Mac Gambill knows a thing or two about how to communicate with your clients for better engagement...

 

 

This week, my #1 Nudge compatriot Mac Gambill and I took a break from running the company to deep dive on one of our favorite topics: digital communication for client engagement.

Engagement is our raison d'être at Nudge, and digital communications are the center of our sweet spot, so if you’re ready to learn the secrets of effective digital communications with your clients then you’re in the right place.

To summarize what you need to know about effective digital communication:  It’s about delivering the right message, to the right client, in the right way, at the right time.

Easy right?

If you like what hear in this conversation, check out more episodes of Scale Well.

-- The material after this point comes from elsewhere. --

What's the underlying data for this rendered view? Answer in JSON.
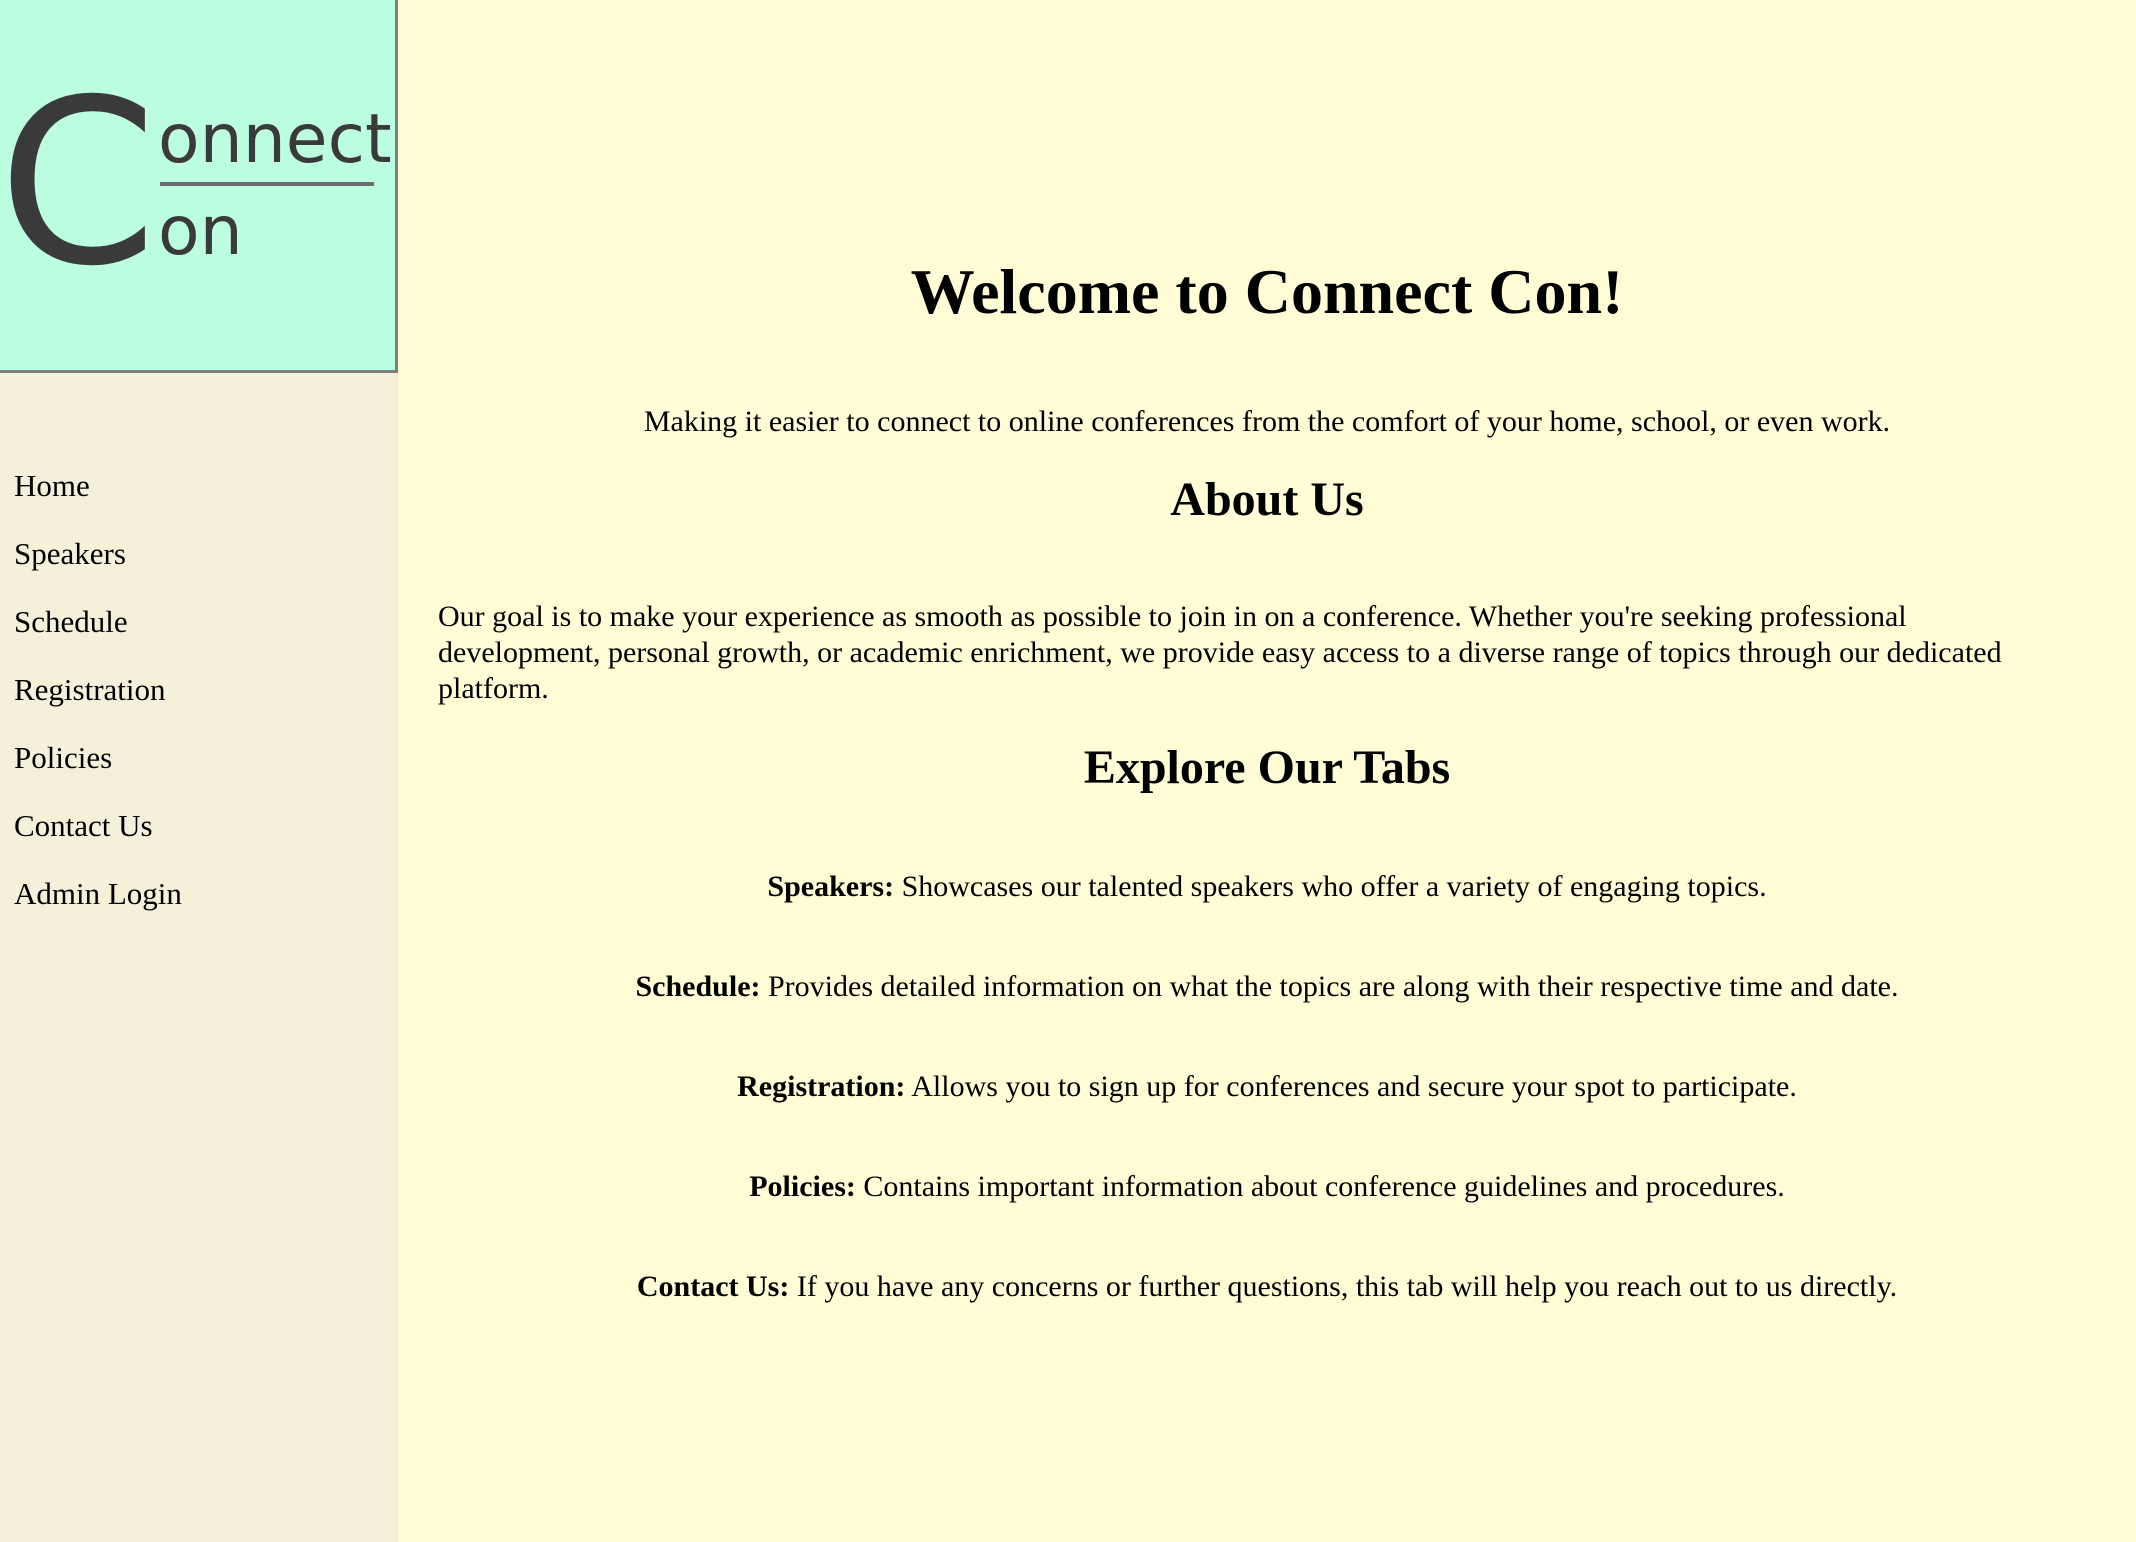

Subscribe on iTunes or your favorite podcast app. Below is a reference so you can find what you’re looking for in this episode.

 

 

[0:22] - Check out Medical Fitness Tour 2018. Phil will be at the first stop, Feb. 2nd-4th in Phoenix, Arizona.

[2:13] - Mac and Phil discuss the different methods of communication and how to engage most effectively with clients on a digital platform. Plus why they both got into this.

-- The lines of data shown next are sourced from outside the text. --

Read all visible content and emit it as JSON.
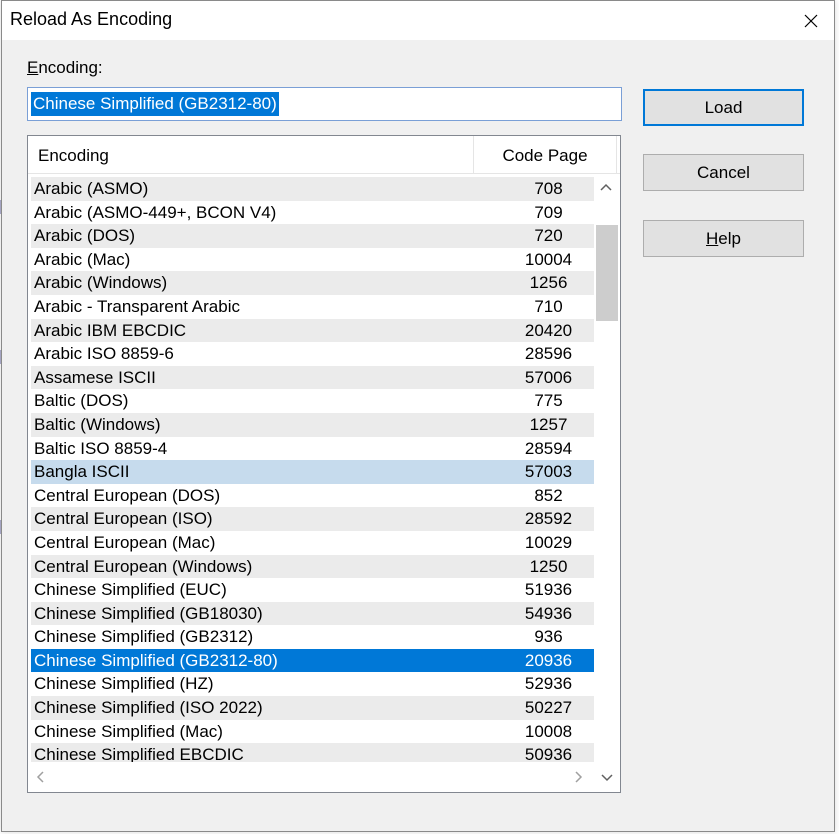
{
  "window": {
    "title": "Reload As Encoding"
  },
  "encoding_field": {
    "label_mnemonic": "E",
    "label_rest": "ncoding:",
    "value": "Chinese Simplified (GB2312-80)"
  },
  "list": {
    "columns": [
      "Encoding",
      "Code Page"
    ],
    "rows": [
      {
        "name": "Arabic (ASMO)",
        "code_page": "708"
      },
      {
        "name": "Arabic (ASMO-449+, BCON V4)",
        "code_page": "709"
      },
      {
        "name": "Arabic (DOS)",
        "code_page": "720"
      },
      {
        "name": "Arabic (Mac)",
        "code_page": "10004"
      },
      {
        "name": "Arabic (Windows)",
        "code_page": "1256"
      },
      {
        "name": "Arabic - Transparent Arabic",
        "code_page": "710"
      },
      {
        "name": "Arabic IBM EBCDIC",
        "code_page": "20420"
      },
      {
        "name": "Arabic ISO 8859-6",
        "code_page": "28596"
      },
      {
        "name": "Assamese ISCII",
        "code_page": "57006"
      },
      {
        "name": "Baltic (DOS)",
        "code_page": "775"
      },
      {
        "name": "Baltic (Windows)",
        "code_page": "1257"
      },
      {
        "name": "Baltic ISO 8859-4",
        "code_page": "28594"
      },
      {
        "name": "Bangla ISCII",
        "code_page": "57003",
        "state": "hover"
      },
      {
        "name": "Central European (DOS)",
        "code_page": "852"
      },
      {
        "name": "Central European (ISO)",
        "code_page": "28592"
      },
      {
        "name": "Central European (Mac)",
        "code_page": "10029"
      },
      {
        "name": "Central European (Windows)",
        "code_page": "1250"
      },
      {
        "name": "Chinese Simplified (EUC)",
        "code_page": "51936"
      },
      {
        "name": "Chinese Simplified (GB18030)",
        "code_page": "54936"
      },
      {
        "name": "Chinese Simplified (GB2312)",
        "code_page": "936"
      },
      {
        "name": "Chinese Simplified (GB2312-80)",
        "code_page": "20936",
        "state": "selected"
      },
      {
        "name": "Chinese Simplified (HZ)",
        "code_page": "52936"
      },
      {
        "name": "Chinese Simplified (ISO 2022)",
        "code_page": "50227"
      },
      {
        "name": "Chinese Simplified (Mac)",
        "code_page": "10008"
      },
      {
        "name": "Chinese Simplified EBCDIC",
        "code_page": "50936"
      }
    ]
  },
  "buttons": {
    "load": "Load",
    "cancel": "Cancel",
    "help_mnemonic": "H",
    "help_rest": "elp"
  },
  "colors": {
    "selection": "#0078d7",
    "hover": "#c6dbed",
    "alt_row": "#ebebeb",
    "dialog_bg": "#f0f0f0"
  }
}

[4:20] - Go to Scale Well Podcast Episode 23 for a deeper dive with Dr. Steve Feyrer-Melk and Matt Essex on using asynchronous communication versus synchronous communication in healthcare engagement, and which types of communication are more appropriate at different times than others?

[5:21] - Four different types of communication. (1) Personal, one-to-one communications ("Nudges"), (2) In-the-moment group communications, (3) Pre-scheduled personal or group communications, and (4) Pre-scheduled repeating messages ("Reminders").

I think it was Dr. Steve who had this definition recently that a personal nudge needs to include both their “why” and their personal regimen or a reference from a previous conversation.
— Mac Gambill

[6:12] - Importance of how you’re engaging a client and the method you’re using being aligned with the content you’re offering them. Scenario examples of when these different types of communication are appropriate.

[8:29] - Asynchronous communication, meeting the consumer where they are and offering value to your clients by reaching them at the best times for them.

[9:50] - Difference between personal one-to-one messages versus scheduled messages and why that difference is important.

[10:23] - The length of your message does not correlate to the value of your message!

The length of your message does not correlate to the value of your message.
— Mac Gambill

[13:00] - Group Communication and how that is different from personal and one to one communication. Keeping communication relevant to the why of the entire group.

[15:00] - Useful Reminder Communications, repeating scheduled messages. See more details on the scheduled messages update to Nudge Coach here. Also the value of understanding when your clients want to be engaged and how they want to be engaged is critical.

Think about the length of a tweet, or maybe a litle longer, and keep it actionable ... so invoke thought or action.
— Phil Beene

[17:45] - Use a combination of these methods of communication in a complementary fashion.

[21:00] - Web of engagement: opening the door to being able to engage and communicate with different people in various ways. That can make such a difference in making and forming relationships with your clients.

[23:25] - A teaser for a future episode about diving into communication even further to cover how you can develop a strategy for engagement based on a matrix of health status or conditions on one axis, and readiness for change on the other.

I think where healthcare has failed has been that data has not turned into a relevant touchpoint or communication to the patient or client.
— Mac Gambill

Read more on flipping the healthcare engagement model to solve this failing here.

[24:55] - All forms of communication can be beneficial, but not all communications should be viewed the same. They can all be incredibly powerful but you need to use them strategically and tactfully.

One word of warning: It’s much easier to turn someone off with an irrelevant communication than it is to build trust.
— Phil Beene

Watch a full review of using Scheduled Messages in Nudge Coach, the do's and don'ts and best practices here.